The Australian Airports Association has urged the industry to keep building runways and terminal infrastructure ready for a post-coronavirus rebound.
The rallying cry comes despite the organisation, which represents 340 airports, revealing it expects the crisis to deliver a $500 million hit to revenue this year.
Chief executive Simon Bourke said, “The recovery will be strong, just as we’ve seen in the past, and we want to give our partners confidence that we are ready to support them as they rebuild.”
In a mixed statement released on Tuesday, the association warned that the current shutdown will have a huge effect on taxi drivers and retailers operating out of terminals, just as much as it will hurt airline staff.

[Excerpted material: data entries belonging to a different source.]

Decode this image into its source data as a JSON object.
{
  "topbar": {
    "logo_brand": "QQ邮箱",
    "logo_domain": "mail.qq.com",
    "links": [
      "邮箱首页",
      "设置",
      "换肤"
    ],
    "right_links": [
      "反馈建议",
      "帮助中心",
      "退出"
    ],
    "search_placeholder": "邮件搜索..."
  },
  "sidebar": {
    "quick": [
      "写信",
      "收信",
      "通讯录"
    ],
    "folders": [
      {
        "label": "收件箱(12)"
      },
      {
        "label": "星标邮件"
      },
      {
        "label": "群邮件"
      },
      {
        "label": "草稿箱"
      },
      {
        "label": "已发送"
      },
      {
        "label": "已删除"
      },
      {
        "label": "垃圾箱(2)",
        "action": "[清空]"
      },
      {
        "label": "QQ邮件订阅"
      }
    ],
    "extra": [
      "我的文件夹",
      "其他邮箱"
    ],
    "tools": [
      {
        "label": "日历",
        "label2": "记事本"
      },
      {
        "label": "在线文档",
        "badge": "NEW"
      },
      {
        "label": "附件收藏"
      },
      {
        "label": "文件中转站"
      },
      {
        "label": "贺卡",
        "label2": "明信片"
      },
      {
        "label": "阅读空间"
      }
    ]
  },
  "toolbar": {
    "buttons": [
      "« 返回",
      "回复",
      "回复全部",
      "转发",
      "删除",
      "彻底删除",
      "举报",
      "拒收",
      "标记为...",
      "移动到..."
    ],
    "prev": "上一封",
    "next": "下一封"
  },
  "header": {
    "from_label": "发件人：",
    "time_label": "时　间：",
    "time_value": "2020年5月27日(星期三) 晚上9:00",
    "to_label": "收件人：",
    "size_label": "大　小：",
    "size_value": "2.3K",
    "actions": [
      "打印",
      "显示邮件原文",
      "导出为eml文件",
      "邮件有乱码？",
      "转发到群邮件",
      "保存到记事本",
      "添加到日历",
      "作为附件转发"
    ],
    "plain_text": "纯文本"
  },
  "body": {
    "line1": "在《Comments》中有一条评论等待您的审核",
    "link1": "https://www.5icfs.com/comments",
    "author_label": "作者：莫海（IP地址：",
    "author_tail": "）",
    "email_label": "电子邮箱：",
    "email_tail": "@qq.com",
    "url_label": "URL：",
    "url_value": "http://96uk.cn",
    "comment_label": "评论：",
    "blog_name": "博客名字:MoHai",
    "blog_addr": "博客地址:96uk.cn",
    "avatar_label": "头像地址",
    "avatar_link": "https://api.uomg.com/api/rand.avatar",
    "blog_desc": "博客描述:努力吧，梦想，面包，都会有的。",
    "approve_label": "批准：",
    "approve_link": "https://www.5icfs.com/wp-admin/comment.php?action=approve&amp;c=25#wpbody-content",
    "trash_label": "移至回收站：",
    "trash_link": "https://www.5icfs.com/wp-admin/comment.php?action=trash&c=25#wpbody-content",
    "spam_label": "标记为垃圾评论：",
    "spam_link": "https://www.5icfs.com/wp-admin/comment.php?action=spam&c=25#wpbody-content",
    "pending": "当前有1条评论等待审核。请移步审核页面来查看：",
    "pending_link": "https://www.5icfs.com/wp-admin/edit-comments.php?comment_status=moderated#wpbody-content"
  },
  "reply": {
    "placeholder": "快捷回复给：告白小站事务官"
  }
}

Australia’s major airports are dealing with an unprecedented hit to their operations, with aeronautical revenues for the year expected to fall by more than half a billion dollars as a result of #covid-19. Read more: https://t.co/dp4OyX8gpt #airports #aviation
— Australian Airports (@AusAirports) March 17, 2020
Bourke said, “We know that every part of the industry is feeling the impact of this situation and our airports are working with all of the airlines, retailers and businesses that rely on us and the passengers we serve.
“At the same time, airports’ costs change very little. We still need to keep the runways open and the lights on in the terminals. We still need to keep our airports safe and secure as we welcome the passengers that continue to fly.”
However, he urged the industry to prepare for a strong rebound when lockdown measures and advice ends.
“In order for airline businesses to recover when these challenges pass, airports must keep building the runways and terminal infrastructure we know they will need when then industry rebounds,” Bourke said.
“The recovery will be strong, just as we’ve seen in the past, and we want to give our partners confidence that we are ready to support them as they rebuild.”
The association said the total hit to airports would amount to half a billion dollars.
It revealed that for international passenger numbers in February: Sydney Airport’s traffic was down 16.8 per cent compared with the prior year; Melbourne Airport saw a 17 per cent fall, with 150,000 fewer flying; while Brisbane Airport experienced a 7.7 per cent decrease, with 34,000 fewer flying.